We had breezed through Montana several years ago on a cross-country road trip. We were pressed for time and spent most of it just barreling through it. However, the drive was so spectacular that we swore we would return someday to spend more time and explore everything Montana has to offer.
This past spring, Glacier Country Tourism gave us the opportunity to travel to Montana for an unprecedented 10-days. We were ecstatic! We experienced the urban, the unplugged, the undiscovered and finally the unforgettable.
Our unforgettable road trip explored the Flathead Valley starting in downtown Kalispell. The downtown is a mixture of history and charm. The Grand Hotel is the heartbeat of Main Street, embracing guests and their pets since 1912. From there you can walk to many restaurants and museums including the Conrad Mansion and Hockaday Museum of Art.
As our road trip continued, we went to St. Ignatius Mission. The artwork that adorns the ceiling and walls is stunning. There are 58 original painting by Brother Joseph Carignano. If that weren’t memorable enough, the Mission Mountain Range serves as a beautiful backdrop.

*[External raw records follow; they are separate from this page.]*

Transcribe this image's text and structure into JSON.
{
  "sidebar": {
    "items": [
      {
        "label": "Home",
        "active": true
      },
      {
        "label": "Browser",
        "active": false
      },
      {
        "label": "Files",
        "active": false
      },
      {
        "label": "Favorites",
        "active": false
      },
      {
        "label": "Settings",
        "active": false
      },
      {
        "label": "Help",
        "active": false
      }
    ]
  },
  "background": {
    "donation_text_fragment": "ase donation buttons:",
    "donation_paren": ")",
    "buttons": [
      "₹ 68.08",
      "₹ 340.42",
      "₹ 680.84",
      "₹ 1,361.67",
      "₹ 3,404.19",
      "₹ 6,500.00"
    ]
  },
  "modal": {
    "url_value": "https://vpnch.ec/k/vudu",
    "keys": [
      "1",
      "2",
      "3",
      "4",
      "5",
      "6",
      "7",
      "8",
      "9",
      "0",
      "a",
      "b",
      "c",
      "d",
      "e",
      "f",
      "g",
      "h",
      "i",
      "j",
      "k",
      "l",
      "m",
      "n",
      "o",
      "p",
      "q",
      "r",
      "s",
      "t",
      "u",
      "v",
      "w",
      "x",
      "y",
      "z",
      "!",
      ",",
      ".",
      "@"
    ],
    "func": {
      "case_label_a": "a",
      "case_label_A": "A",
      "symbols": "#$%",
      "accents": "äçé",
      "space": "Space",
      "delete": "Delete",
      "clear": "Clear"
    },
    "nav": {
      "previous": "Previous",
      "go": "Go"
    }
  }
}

As we always do when we travel, we took an ADDdetour and stopped at the Miracle of America Museum in Polson, MT. It’s the kind of place that draws you in with all the crazy artifacts sitting out front. We just had to go in and see. What we thought would be a quick in and out, turned into a 2-hour tour exploring the dozens of buildings home to thousands of artifacts. We had the good fortune to meet up with Gil Mangels, the museum founder, who personally escorted us around giving us a personal account of each and every acquisition. It was fascinating. Cars, boats, bikes, military memorabilia, a soda shop replica, dolls, flags, a pharmacy, a barber shop, a dentist office and the list of historical gems goes on and on. If you go, tell Gil we sent you. He is as unique as the museum he founded.
We stayed the night in Polson at the Gaynor Ranch Bed & Breakfast. Gaynor Ranch is a different type of Guest Inn from any that we’ve stayed at before. Located in the shadow of the Mission Mountains, Don and Nancy Gaynor serve up heaping helpings of old west hospitality along with a home cooked breakfast. The conversation flows as freely as the morning coffee. They have teepees for the adventurous to spend the night in and for the rest of us, five tastefully appointed private rooms with full baths and free wifi. They have horses to ride or admire, and dogs that welcome you into the family in this laid back, and unique destination.
National Bison Range
We headed out on our next day of unearthing something amazing in Montana. We cruised down Highway 200 dotted with small towns like Thompson Falls and Paradise, on our way to the National Bison Range. Established in 1908 by President Theodore Roosevelt, as a sanctuary for the American bison, the National Bison Range encompasses 18,000 acres. It is not only home to bison but elk, deer, bighorn sheep, mountain lions, bears and 200+ different species of birds. We entered the range and drove the nineteen-mile long Red Sleep Mountain Road up through the range, inching along in hopes of spotting wildlife. We were not disappointed. Throughout our drive, we spotted plenty of bisons, larger than life, mostly grazing, and not giving our presence a second thought.
Quinn’s Hot Springs
Our next stop was Quinn’s Hot Springs Resort on Route 165 along the Clark River. We had beautifully appointed cabins with large front porches, right on the river bank, with first class amenities and showers so large a bison could have easily fit in it. The hot springs (6 chemical-free pools) were popular and crowded. We figured out the early bird get the use of the springs without the masses, so go early. It’s the perfect time to relax and soak in the health benefits of the mineral springs. The restaurant at Quinn’s was divine, featuring a wide variety of seafood, steaks, and pasta dishes.
Exploring the Clark Fork River
We ventured out first thing in the morning to ‘float’ on the Clark Fork River. We met up with Mike Hillygus, an outfitter with High Plains Drifter, who adeptly guided our boat down the river while telling us about the area and postcard-worthy scenery. The air was chilly and damp, but Mike brought extra coats and foul weather gear for us to remain dry and toasty. It was one of the most relaxing mornings I had spent in a very long time. We followed the float with a gourmet lunch prepared by Mike (he was a chef in his former career), and we talked about his passion, fly-fishing in Montana. He taunted me with fish tails of catching trout and cooking them up immediately after that, an item still at the top of my bucket list. I vowed to return to check this one off my list.
As we drove along the St. Regis-Paradise scenic byway, I couldn’t help but daydream about returning. Montana had so much of what makes for an unforgettable vacation.
What are some of your most unforgettable vacation experiences?